Etymology 1[edit]

Probably borrowed from Middle Low German hoker.


hawker (plural hawkers)
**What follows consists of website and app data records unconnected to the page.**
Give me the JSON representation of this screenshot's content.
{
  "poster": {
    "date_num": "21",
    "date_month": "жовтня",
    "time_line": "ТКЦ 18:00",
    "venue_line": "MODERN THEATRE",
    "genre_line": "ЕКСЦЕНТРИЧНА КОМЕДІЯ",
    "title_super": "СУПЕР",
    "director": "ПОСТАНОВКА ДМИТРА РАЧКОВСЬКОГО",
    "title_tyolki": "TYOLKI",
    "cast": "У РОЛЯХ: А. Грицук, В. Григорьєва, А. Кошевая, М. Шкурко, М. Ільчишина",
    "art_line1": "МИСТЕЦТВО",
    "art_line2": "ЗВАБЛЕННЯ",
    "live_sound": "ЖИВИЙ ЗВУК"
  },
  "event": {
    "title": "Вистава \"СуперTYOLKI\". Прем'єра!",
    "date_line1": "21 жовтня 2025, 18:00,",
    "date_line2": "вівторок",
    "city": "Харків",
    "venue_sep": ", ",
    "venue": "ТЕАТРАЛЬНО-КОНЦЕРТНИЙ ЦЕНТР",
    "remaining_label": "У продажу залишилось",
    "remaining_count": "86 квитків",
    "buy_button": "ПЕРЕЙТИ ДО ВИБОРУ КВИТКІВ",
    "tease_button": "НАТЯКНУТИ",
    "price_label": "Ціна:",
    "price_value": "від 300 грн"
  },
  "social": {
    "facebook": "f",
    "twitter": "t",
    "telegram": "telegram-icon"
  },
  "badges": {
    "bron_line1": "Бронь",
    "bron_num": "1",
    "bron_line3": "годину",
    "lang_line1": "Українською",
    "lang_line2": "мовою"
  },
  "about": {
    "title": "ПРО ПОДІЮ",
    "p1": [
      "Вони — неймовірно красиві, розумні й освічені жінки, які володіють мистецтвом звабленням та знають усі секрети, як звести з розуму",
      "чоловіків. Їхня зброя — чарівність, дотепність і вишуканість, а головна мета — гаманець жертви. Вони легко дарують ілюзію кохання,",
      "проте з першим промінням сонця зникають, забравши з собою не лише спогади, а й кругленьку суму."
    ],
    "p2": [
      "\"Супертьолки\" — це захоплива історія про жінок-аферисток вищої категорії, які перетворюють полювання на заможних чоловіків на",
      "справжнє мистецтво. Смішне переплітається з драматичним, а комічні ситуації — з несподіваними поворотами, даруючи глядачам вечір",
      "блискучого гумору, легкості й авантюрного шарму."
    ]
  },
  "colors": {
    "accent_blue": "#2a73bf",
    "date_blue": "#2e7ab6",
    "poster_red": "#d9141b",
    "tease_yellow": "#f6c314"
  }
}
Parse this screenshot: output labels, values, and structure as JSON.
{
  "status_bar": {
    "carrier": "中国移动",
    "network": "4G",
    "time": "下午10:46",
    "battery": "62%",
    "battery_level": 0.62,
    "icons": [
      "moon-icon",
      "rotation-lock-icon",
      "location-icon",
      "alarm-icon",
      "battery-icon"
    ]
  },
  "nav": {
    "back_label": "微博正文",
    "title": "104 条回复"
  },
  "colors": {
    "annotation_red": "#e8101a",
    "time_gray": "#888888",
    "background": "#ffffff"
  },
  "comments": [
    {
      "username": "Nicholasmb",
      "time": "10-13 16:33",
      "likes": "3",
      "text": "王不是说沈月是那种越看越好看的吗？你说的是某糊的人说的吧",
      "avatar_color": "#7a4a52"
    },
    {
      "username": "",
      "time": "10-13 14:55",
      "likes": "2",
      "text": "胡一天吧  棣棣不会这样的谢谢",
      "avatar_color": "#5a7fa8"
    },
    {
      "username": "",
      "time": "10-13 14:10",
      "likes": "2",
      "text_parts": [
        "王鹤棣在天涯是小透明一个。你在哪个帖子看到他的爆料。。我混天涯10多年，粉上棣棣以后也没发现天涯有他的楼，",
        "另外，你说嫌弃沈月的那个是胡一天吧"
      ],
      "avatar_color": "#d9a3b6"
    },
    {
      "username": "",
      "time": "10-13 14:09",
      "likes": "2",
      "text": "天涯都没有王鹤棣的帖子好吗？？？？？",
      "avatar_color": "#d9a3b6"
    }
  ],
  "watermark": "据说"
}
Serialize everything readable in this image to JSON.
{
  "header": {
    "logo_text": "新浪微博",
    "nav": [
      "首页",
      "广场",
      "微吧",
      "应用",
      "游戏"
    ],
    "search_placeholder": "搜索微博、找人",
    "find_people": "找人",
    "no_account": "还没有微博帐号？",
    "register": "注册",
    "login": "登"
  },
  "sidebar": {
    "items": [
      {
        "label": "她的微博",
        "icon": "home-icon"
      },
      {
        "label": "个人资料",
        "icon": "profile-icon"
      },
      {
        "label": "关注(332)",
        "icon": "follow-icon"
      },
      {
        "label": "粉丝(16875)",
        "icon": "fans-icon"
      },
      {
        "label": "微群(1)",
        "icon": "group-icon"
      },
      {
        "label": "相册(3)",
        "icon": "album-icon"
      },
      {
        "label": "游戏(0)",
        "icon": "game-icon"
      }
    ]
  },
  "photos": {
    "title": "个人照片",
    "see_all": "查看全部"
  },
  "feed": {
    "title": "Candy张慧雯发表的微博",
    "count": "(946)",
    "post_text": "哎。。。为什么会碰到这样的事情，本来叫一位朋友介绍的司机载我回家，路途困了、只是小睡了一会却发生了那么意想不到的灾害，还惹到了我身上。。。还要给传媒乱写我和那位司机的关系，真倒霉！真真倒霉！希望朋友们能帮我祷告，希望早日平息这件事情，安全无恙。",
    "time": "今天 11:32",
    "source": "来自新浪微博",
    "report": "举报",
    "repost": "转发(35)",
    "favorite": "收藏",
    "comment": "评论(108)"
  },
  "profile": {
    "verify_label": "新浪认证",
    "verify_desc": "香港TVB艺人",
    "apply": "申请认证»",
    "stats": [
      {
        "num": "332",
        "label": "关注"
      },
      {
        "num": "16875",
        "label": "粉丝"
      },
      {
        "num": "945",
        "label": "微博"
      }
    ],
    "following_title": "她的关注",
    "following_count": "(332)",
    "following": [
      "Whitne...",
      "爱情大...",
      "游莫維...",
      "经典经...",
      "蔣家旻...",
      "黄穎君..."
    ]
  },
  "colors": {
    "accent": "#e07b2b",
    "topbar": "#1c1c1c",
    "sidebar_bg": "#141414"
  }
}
  1. A peddler, a huckster, a person who sells easily transportable goods.
    • 1902, John Buchan, The Outgoing of the Tide
      The other [witness] was one Sim Doolittle, the fish hawker from Allerfoot, jogging home in his fish cart from Gledsmuir fair.
    • 2011 May 1, Azhar Ghani, “A Recipe for Success: How Singapore Hawker Centres Came to Be”, in IPS Update[1], Singapore: Institute of Policy Studies:
      First-generation hawkers were mostly immigrants from China, and to a smaller extent from India and the Malay Archipelago. A 1950 Hawkers Inquiry Commission report stated that 84 per cent of the hawkers in Singapore were Chinese.
  2. Any dragonfly of the family Aeshnidae; a darner.
Usage notes[edit]
  • In the 19th century, a hawker referred specifically to a itinerant merchant, while a peddler/pedlar referred to a stationary merchant.[1] This distinction is no longer upheld.
Derived terms[edit]

Further reading[edit]

Etymology 2[edit]

Inherited from Middle English hawkere, from Old English hafocere, hafecere; by surface analysis, hawk +‎ -er.


hawker (plural hawkers)

  1. Someone who breeds and trains hawks and other falcons; a falconer.[2]


  1. ^ James A. H. Murray [et al.], editors (1884–1928), “Hawker, sb.1”, in A New English Dictionary on Historical Principles (Oxford English Dictionary), volume V (H–K), London: Clarendon Press, →OCLC, page 131, column 3.
  2. ^ Webster's Seventh New Collegiate Dictionary, Springfield, Massachusetts, G.&C. Merriam Co., 1967